After a year of flattish growth, outlook for Indian IT sector seems to be sanguine as higher spending in key geographies such as United States indicates better time for the industry. Though the industry lobby group, Nasscom has given conservative estimates for FY19, indications of better earnings are already visible.
Apart from higher IT spends in major exporting markets like US and Europe, domestic IT firms are also seeing rising revenue from digital services. Their focus on digital space is part of the global trend which is now slowly moving away from development and maintenance services.
However, there are some worrisome trends as well. Immigration curbs, falling revenue from development and maintenance services, margin pressure, rising wage cost in Indian operations will impact IT firms.
Last quarter results of India’s largest IT exporter TCS is reflective of this trend. Consolidated revenue from operations of TCS in March quarter grew by 3.8 per cent sequentially to Rs 32,075 crore. Similarly, revenue in dollar terms increased 3.9 per cent, which was the highest in last 14 quarters. The company also witnessed higher digital revenue with this vertical contributing 23.8 per cent of total revenue pie in March quarter. Its margin improved by 20 basis points to 25.4 per cent in Q4, up 20 basis points sequentially. Deal wins also remained healthy for the domestic IT firm. “Strong demand in digital across all industry verticals and large transformational deal wins has made this one of our best fourth quarters in recent years. The strong exit allows us to start the new fiscal on a confident note. This is our highest incremental dollar growth in our history,” TCS CEO and managing director Rajesh Gopinathan had said. No wonder, this IT bellwether became the first software services firm to clock a market capitalisation of $100 billion after reporting a strong set of Q4 numbers. This has put TCS in the league of those global giants such as Accenture, United Technologies, GlaxoSmithKline, Lockheed Martin, and Nike among others.

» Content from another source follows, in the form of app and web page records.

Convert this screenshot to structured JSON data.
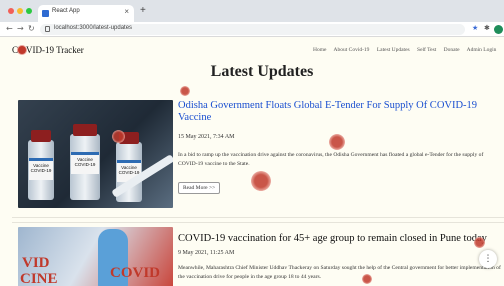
{
  "browser": {
    "tab_title": "React App",
    "tab_close": "×",
    "new_tab": "+",
    "url": "localhost:3000/latest-updates"
  },
  "header": {
    "brand_prefix": "C",
    "brand_suffix": "VID-19 Tracker",
    "nav": [
      "Home",
      "About Covid-19",
      "Latest Updates",
      "Self Test",
      "Donate",
      "Admin Login"
    ]
  },
  "page": {
    "title": "Latest Updates"
  },
  "articles": [
    {
      "headline": "Odisha Government Floats Global E-Tender For Supply Of COVID-19 Vaccine",
      "date": "15 May 2021, 7:34 AM",
      "excerpt": "In a bid to ramp up the vaccination drive against the coronavirus, the Odisha Government has floated a global e-Tender for the supply of COVID-19 vaccine to the State.",
      "read_more": "Read More >>",
      "image": {
        "vial_labels": [
          "Vaccine COVID-19",
          "Vaccine COVID-19",
          "Vaccine COVID-19"
        ]
      }
    },
    {
      "headline": "COVID-19 vaccination for 45+ age group to remain closed in Pune today",
      "date": "9 May 2021, 11:25 AM",
      "excerpt": "Meanwhile, Maharashtra Chief Minister Uddhav Thackeray on Saturday sought the help of the Central government for better implementation of the vaccination drive for people in the age group 18 to 44 years.",
      "image": {
        "words": [
          "VID",
          "COVID",
          "CINE"
        ]
      }
    }
  ],
  "fab": {
    "icon": "more-vertical-icon"
  },
  "colors": {
    "headline_link": "#1a4fd0",
    "virus": "#c0392b",
    "background": "#fefdf3"
  }
}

Meanwhile, with Salil Parekh at the helm, the country’s second largest IT services provider Infosys is also charting a steady path of progress. In Q4, the company has indicated that it has moved beyond recent management disruption and has presented a roadmap for next three years. While Infosys reported incremental revenue growth of $731 million in the fourth quarter ending March, it has guided for 6-8% constant currency revenue growth for FY19. Revenue in dollar terms is likely to see a jump of 7-9% in the current financial year. Though its margin guidance is a little disappointing, still most brokerage firms have a ‘buy’ rating on Infosys. In a report, Kotak Institutional Equities has said, “Infosys’ revenue growth guidance of 6-8 per cent signals acceleration in growth. Strategic priorities have caused Infosys to cut margin guidance band which is disappointing but necessary to build muscles in digital business.”
Apart from TCS and Infosys, the third biggest IT firm Wipro has also indicated that growth outlook has improved and the company would see better results going ahead. “Growth will be stronger during the second quarter of the current fiscal following traction in digital projects,” CEO of Wipro, Abidali Neemuchwala had said post announcement of its Q4 results.

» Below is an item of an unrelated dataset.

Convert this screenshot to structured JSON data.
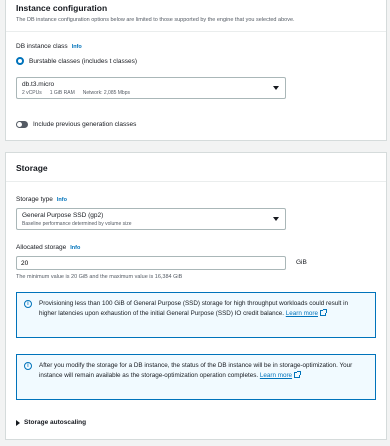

Despite tangible signs of improving business climate, there are some areas which can emerge as a major challenge to prospects of IT companies. Factors like falling revenue from development and maintenance services with rise of digital has been flagged up as a major threat to earnings of IT firms. With rapid growth of automation, artificial intelligence, big data and analytics, machine learning and Internet of Things (IoT), the demand for traditional maintenance services are slowly declining. In such a scenario, future growth of domestic IT sector will hinge on rapid shifting in skills to serve the clients in digital space. Currently, contribution of digital revenue stands at around 20-25 per cent range for domestic biggies, while it is around half of the total revenue for global tech firms like Accenture and IBM.
Immigration curbs imposed by American government through restricting H-1B visa issuance is another major challenge for domestic IT firms. With increased local hiring at the client site, margin pressure is evident. Apart from these factors, rising wage cost in Indian operations is also impacting the cost arbitrage which Indian companies used to enjoy for a long time.
The $167 billion domestic IT industry is going through a transition. As revenue from digital services rises, it will be imperative for Indian IT firms to ramp up their service delivery capabilities in this space to sustain future growth. Also, how domestic IT firms negotiate the tricky path of US regulations with regard to outsourcing will largely determine their performance.